1 shoulder of lamb

2 lemons, skin and pith removed so you have 

just the flesh

3 onions

1 head of garlic

8 cloves of garlic, 

peeled and sliced 

in half

olive oil

1 tbsp oregano

sprigs of rosemary

2 tsp cooking salt

1 tsp black pepper


1. Firstly, clean your lamb using a damp paper towel. Remove any fat that you don’t want, but don’t remove too much because fat keeps the meat moist.

2. Preheat your oven to 200˚C.

3. Clean and peel the onions. Slice them about L/e inch thick and assemble them on the bottom of the baking dish. Sprinkle a little salt and pepper on them and drizzle olive oil. Place the lamb on top. In a bowl, put the salt, pepper, oregano and garlic cloves (halve the garlic cloves as it is easier to insert). Generously sprinkle the seasoning over the lamb on both sides. 

4. Using a sharp knife, make incisions all over the lamb. Insert the garlic cloves and a little rosemary into these incisions. Now you need to slice your lemons and place the slices all over the lamb. Cut the whole head of garlic in half and place halves in the baking dish. Drizzle a little olive oil over the top of the lamb.

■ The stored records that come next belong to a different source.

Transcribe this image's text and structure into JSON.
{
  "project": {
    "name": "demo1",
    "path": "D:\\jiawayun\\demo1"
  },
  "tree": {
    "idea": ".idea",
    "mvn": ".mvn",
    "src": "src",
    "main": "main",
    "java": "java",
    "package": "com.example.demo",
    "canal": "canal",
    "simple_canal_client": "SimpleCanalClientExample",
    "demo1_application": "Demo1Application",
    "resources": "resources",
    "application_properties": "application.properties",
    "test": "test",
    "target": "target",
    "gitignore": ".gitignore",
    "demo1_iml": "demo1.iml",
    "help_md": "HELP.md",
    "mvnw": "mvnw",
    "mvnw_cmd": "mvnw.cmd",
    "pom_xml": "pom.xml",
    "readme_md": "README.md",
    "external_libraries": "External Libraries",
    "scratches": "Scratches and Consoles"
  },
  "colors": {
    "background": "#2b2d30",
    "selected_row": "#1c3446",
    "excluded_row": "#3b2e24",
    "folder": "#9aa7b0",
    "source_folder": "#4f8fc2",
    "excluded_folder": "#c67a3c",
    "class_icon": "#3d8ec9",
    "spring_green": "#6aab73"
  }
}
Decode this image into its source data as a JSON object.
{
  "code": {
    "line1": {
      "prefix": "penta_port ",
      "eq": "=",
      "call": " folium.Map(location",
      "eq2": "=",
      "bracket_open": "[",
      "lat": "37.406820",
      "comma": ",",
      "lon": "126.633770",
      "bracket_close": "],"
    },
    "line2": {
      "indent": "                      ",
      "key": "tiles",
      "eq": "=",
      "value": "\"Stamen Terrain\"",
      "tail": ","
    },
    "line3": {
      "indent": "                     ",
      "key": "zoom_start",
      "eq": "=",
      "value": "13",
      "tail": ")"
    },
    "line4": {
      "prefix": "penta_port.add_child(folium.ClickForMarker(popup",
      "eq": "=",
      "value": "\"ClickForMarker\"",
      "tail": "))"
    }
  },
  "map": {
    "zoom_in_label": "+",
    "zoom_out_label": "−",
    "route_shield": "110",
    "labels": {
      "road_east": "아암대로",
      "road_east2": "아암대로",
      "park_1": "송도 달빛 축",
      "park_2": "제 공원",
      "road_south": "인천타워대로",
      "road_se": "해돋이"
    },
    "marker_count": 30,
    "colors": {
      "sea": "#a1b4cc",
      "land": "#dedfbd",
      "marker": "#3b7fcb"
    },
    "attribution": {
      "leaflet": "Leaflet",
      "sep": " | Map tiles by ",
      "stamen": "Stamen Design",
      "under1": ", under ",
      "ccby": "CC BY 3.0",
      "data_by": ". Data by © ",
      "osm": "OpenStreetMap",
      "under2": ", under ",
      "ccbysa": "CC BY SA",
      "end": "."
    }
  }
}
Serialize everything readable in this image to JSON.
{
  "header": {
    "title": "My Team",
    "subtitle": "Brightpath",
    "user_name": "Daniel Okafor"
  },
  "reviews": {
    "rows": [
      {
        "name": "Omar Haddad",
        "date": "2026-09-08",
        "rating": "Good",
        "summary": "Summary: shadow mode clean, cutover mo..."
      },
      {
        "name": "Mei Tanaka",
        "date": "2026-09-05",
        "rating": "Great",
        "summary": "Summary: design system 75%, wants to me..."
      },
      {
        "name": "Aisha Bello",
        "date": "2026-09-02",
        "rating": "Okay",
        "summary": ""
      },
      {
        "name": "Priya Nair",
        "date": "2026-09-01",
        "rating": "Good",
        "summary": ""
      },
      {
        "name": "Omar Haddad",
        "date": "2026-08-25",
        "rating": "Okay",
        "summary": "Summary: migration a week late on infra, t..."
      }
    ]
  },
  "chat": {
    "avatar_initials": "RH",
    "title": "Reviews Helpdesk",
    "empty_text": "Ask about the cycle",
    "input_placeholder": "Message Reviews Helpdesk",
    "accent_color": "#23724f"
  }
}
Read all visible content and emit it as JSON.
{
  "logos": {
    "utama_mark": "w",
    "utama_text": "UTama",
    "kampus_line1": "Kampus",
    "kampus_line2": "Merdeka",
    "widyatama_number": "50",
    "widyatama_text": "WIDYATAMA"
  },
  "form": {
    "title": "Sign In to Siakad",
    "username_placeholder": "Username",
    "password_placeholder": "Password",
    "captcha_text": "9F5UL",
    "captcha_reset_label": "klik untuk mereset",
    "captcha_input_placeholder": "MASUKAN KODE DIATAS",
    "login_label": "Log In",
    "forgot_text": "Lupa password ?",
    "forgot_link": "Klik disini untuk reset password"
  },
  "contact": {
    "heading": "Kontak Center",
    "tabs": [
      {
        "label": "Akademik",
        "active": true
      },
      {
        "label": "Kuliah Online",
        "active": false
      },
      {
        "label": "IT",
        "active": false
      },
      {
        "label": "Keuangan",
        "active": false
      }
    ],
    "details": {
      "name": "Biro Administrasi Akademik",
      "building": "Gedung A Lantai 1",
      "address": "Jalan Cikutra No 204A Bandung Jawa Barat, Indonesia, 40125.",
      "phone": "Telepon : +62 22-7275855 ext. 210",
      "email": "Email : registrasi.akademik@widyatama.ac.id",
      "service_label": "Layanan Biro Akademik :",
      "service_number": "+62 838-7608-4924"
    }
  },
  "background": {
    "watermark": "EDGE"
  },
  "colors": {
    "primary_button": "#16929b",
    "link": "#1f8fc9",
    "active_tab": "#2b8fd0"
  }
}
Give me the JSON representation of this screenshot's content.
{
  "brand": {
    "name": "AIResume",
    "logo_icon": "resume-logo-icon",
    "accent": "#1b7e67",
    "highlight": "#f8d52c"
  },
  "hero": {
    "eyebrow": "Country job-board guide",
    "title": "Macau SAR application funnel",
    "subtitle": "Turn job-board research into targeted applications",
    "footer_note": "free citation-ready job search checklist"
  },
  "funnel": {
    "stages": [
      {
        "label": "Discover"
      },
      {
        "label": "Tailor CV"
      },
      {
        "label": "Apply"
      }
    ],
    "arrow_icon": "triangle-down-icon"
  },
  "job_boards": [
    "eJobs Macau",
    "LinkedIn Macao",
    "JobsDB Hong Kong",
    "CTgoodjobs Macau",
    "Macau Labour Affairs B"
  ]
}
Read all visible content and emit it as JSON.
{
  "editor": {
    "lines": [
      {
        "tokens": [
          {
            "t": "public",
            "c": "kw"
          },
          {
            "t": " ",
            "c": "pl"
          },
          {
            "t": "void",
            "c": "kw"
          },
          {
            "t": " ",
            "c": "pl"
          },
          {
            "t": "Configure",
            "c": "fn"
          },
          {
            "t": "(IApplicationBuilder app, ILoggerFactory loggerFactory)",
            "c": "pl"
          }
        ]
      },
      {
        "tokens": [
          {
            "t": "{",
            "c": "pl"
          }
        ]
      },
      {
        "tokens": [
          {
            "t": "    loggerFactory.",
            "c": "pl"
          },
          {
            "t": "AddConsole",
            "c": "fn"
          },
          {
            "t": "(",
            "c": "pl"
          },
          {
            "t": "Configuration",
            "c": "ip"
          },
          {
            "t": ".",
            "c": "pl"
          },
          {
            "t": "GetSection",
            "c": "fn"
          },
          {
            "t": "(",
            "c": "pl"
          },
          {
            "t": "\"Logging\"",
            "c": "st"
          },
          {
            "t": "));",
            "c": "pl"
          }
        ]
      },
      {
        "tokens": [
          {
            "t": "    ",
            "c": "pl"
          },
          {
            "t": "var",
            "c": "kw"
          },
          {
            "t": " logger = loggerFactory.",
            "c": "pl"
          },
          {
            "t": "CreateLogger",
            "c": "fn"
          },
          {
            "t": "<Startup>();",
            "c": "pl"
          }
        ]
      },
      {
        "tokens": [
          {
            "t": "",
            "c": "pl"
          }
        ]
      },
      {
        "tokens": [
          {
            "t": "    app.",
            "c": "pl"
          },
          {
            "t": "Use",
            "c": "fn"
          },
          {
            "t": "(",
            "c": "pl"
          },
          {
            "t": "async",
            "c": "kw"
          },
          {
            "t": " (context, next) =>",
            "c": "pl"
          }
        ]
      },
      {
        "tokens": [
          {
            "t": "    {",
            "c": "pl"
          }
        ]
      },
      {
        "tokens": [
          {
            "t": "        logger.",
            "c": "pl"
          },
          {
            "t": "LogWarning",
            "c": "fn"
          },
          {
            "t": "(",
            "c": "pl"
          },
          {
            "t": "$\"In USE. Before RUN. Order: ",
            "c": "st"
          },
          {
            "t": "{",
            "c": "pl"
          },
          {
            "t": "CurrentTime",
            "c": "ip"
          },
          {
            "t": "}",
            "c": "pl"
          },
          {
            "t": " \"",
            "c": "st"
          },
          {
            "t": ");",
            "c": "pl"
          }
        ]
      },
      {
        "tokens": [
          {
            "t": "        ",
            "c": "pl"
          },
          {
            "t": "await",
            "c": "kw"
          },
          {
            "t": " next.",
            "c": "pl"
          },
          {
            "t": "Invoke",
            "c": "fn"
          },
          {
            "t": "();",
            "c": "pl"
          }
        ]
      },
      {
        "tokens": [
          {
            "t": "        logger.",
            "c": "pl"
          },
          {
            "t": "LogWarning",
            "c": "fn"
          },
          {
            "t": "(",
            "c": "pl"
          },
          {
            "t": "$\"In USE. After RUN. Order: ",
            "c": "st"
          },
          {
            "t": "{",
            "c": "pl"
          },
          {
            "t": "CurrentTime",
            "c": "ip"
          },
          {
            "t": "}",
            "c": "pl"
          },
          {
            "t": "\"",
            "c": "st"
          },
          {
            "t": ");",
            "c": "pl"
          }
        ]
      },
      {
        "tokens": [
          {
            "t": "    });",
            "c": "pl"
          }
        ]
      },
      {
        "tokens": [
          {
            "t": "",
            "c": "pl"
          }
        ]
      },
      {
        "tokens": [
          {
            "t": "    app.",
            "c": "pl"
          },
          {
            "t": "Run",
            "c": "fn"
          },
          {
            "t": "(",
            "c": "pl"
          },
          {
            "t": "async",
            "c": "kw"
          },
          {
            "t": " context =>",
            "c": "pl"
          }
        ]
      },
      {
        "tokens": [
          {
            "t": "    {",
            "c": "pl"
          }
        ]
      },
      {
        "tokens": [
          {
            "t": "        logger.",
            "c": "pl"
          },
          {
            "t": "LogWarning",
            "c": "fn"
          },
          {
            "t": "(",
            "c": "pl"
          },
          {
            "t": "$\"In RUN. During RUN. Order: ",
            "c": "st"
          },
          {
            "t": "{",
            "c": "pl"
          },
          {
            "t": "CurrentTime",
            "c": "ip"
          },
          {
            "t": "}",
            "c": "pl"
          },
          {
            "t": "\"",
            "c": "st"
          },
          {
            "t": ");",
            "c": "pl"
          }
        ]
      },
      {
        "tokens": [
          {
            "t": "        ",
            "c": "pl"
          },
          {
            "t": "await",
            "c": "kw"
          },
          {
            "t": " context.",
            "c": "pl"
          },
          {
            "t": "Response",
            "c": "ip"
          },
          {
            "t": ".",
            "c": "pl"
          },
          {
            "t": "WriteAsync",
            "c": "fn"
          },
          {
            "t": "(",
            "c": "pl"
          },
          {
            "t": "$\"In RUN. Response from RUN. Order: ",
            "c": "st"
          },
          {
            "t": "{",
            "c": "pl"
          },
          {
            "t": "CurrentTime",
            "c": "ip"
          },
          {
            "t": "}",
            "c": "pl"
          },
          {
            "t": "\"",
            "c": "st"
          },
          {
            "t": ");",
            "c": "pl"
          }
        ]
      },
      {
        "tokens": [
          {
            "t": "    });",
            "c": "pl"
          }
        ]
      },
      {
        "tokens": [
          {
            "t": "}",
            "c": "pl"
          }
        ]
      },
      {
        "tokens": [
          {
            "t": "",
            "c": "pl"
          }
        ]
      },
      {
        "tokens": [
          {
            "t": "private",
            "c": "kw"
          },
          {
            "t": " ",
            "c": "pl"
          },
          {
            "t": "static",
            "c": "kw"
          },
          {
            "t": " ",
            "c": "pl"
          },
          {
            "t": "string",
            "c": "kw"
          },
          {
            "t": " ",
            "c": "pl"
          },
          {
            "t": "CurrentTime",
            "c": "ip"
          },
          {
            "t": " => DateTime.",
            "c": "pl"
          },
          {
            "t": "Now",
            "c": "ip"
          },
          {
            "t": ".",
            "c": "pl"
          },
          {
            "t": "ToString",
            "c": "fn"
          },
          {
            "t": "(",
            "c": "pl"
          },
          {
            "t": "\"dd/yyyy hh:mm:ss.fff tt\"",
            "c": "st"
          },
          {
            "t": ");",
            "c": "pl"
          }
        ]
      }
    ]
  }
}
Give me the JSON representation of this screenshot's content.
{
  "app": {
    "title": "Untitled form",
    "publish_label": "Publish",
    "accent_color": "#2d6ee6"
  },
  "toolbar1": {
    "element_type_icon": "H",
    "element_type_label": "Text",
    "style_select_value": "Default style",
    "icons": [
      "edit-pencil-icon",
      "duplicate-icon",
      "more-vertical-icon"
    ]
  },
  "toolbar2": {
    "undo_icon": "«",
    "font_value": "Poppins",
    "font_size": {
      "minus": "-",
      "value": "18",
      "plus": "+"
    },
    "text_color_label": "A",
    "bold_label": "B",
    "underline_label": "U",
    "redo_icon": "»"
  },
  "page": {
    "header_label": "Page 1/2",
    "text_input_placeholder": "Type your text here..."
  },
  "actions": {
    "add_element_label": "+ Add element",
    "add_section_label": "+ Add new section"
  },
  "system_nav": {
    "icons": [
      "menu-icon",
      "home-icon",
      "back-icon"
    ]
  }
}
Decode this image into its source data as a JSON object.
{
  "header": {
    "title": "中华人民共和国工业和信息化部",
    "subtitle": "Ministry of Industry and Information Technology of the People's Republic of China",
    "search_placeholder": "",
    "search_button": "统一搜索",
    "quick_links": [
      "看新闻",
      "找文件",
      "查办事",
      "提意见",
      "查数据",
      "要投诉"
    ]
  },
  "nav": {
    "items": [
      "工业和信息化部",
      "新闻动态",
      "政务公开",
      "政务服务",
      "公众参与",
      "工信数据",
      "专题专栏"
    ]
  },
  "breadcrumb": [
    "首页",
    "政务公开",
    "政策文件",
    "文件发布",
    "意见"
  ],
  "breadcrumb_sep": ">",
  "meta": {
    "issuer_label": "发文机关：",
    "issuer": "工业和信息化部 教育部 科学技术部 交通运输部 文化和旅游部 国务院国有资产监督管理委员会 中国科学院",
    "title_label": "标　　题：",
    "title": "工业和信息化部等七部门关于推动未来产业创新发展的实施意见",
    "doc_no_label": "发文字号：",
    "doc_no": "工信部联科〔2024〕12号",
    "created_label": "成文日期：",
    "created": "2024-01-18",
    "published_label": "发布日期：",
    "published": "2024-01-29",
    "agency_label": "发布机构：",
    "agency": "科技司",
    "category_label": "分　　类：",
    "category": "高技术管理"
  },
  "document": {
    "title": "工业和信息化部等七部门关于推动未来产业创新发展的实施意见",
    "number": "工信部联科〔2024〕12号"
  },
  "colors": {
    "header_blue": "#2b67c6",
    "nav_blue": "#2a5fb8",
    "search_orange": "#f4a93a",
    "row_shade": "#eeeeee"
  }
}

5. Tear a sheet of baking paper large enough to cover your dish. Wet it under a tap, scrunch it up and cover your lamb as though the baking paper were a little blanket. Cover the entire baking dish with foil and put it in the oven. For the first 30 minutes, bake it at 200˚C in a fan-forced oven. 

6. Then reduce your temperature to 150˚C and bake for a further 1B/c hours.

7. Remove the foil and baking paper and bake the lamb uncovered for another 30 minutes.


*For further information, go to sweetgreek.com.au